Entries shown START

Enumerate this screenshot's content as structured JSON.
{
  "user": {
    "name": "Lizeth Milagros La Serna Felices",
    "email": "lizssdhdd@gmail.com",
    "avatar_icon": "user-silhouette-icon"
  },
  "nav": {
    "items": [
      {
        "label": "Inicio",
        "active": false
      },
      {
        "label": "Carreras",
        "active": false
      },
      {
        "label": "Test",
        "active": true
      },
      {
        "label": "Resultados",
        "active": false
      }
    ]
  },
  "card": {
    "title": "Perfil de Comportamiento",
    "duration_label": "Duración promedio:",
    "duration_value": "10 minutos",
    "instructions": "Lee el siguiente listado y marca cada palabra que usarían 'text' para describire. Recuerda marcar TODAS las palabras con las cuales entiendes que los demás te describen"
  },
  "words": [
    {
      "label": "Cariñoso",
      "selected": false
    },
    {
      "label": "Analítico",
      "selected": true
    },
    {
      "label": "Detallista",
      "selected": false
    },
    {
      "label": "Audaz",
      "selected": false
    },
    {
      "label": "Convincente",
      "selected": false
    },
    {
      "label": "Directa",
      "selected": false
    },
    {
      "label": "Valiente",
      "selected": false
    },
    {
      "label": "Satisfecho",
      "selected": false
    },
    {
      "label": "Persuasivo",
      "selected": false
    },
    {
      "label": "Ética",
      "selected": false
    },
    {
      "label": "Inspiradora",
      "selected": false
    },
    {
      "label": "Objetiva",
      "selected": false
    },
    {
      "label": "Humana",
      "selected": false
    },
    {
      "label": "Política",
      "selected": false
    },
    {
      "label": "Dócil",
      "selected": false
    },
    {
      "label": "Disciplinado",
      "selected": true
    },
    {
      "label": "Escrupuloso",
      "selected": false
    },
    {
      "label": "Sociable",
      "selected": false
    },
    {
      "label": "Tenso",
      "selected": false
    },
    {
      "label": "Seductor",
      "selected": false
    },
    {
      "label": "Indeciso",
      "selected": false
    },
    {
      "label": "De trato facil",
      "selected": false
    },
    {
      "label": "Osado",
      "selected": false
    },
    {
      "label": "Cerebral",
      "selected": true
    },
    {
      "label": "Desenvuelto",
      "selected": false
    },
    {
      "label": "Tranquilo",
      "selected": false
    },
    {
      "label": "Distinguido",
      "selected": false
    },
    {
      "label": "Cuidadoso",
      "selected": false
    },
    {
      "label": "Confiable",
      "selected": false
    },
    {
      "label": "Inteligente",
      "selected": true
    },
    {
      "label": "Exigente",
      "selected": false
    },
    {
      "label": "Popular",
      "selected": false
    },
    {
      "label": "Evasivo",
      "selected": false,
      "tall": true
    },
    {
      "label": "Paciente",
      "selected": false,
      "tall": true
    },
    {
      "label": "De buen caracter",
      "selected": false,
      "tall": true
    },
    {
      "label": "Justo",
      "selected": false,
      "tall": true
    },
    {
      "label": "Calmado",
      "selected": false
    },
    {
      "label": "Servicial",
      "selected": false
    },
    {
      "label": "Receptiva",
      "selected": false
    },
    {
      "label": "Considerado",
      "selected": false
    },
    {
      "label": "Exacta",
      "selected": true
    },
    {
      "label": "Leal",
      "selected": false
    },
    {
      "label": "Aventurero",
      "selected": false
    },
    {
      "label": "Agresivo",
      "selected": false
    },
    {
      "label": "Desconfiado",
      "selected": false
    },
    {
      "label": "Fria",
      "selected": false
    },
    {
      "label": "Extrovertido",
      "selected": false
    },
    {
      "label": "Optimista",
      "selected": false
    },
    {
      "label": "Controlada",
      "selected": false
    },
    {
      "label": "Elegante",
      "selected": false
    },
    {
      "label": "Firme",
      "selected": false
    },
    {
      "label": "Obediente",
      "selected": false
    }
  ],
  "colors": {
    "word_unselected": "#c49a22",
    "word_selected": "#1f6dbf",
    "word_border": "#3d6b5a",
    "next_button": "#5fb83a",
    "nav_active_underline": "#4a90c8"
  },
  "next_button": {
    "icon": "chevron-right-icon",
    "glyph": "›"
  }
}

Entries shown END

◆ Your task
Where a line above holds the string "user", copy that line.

◆ Written answer
  "user": {
    "avatar_icon": "user-silhouette-icon"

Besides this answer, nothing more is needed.